Keeping in mind these learnings, below is a list of four macro innovations we are expecting to stick all over post-Covid-19.
1. Supply chains will blend in resilient ecosystems and become reliable
Universal supply chains have always been harnessed towards maintaining relatively constant quality while driving baser costs at each step. As a result, there has been notable concentration risk to vendors and geographies for most organizations. For instance, China has been scaling down because of Covid-19, and producing a knock-on supply effect we are witnessing today has revealed the deficiency of flexibility in this approach.
Thus, there is an intense requirement for a more coordinated, trackable, and distributed supply of products across several vendors and geographies while carrying on with economies of scale.
Now, this would need global platforms to be uplifted that make use of sophisticated technologies like robotics, 5G, blockchain, and IoT to help connect numerous buyers with numerous vendors all over a ‘mesh’ of supply chains.

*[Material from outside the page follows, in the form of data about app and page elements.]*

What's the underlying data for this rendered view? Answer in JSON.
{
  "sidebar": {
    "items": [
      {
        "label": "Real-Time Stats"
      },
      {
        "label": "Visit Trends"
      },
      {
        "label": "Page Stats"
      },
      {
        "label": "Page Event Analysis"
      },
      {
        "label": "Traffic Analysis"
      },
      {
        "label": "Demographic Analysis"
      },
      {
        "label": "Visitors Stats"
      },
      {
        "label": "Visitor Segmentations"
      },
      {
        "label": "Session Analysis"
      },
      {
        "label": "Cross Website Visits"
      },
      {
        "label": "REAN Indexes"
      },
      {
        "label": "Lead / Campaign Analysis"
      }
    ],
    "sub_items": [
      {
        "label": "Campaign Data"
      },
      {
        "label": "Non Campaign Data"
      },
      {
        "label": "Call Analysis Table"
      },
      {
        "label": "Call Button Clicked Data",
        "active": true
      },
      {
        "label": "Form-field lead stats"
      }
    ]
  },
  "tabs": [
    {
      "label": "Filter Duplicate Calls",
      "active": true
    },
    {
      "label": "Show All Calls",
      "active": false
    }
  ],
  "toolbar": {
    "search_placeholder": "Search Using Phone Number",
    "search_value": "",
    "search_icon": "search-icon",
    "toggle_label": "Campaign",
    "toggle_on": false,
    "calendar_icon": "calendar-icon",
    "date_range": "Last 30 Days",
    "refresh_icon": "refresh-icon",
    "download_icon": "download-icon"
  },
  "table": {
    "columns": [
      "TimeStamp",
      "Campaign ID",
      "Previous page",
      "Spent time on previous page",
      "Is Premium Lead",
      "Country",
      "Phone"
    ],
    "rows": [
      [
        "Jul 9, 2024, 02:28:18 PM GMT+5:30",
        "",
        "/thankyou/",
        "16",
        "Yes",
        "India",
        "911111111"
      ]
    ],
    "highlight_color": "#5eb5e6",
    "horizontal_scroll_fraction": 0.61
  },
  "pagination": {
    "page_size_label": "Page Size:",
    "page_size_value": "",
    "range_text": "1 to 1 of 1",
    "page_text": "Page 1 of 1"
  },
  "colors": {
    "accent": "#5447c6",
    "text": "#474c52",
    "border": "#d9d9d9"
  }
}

The normal B2B platform suspects like Ali Baba and Amazon are probable to intensify and compete in the decades to come for the possession of this supply chain ecosystem that is more sophisticated.
2. Heath Care will become Digital
It is quite easy to foretell that the Covid-19 will be a catalyst for online education and remote working. What is more difficult to decipher is what will happen once a bulk of the professionals need to function jointly remotely.
Probably this change will affect the mental health, morale, and productivity of workers across the globe, and businesses are required to prepare for it. For companies that are looking to give their workplace a human touch digitally, the options are restricted today — with Humu is a startup by Laszlo Bock (ex-google HR chief) standing in pole position.
For individuals functioning remotely, things are seeming to be much better. Some mental health startups like Moment Pebble and Braive can double down on working out on the issue of isolation whereas business networking applications like Ripple can aid in finding a solution for the mentoring and development challenges which follow you if you are a remote worker.
3. Heading towards Digital Bureaucracies
The coronavirus pandemic has made government bureaucracies take action faster than ever before. For instance, China broke records after building a 645,000 sq. ft hospital in only 10 days in Wuhan.
Such efforts, along with the transparency of biological effect, could have been upgraded if there existed a greater number of smart cities globally. As per the latest study by the University of Glasgow, at most 27 out of 5,500 large-sized cities re regarded chief in this area.
Now, as governments gain an understanding from this Covid-19 experience, there will be a shift in investment, which will be in favor of smart cities because it would be important to keep them to tackle the next pandemic like an event in a better way.
4. Moving towards Freelancing
Even though the freelance service section has been gravely hit in the private section, there still exists a great opportunity for freelancers in the public section if the required help is initiated by governments.
With public and governmental offices flooded with requests and information, workers would be overwhelmed and immediate response to all the issues would be challenging.
Thus, it is recommended that governments may use currently surviving platforms for freelancers and make use of these self-employed workers to lessen the burden of work. This could be advantageous to the government and would also give an opportunity to the self- employed workers.
A post-coronavirus world: Covid-19 is a horrible shock for the economy as well as for the thousands and lakhs of individuals affected by it. Firms need to make sure that the safety and health of their employees, suppliers, and partners come first.
Talking about things in the longer term, Covid-19 has irreversibly altered the way businesses will be competing in the coming decade. Companies that opt to capitalize on these basic shifts will succeed and those that don’t will remain unsettled. Do not miss your opportunity to make the most of this time, and make sure to work hard to innovate. You never know what could come next!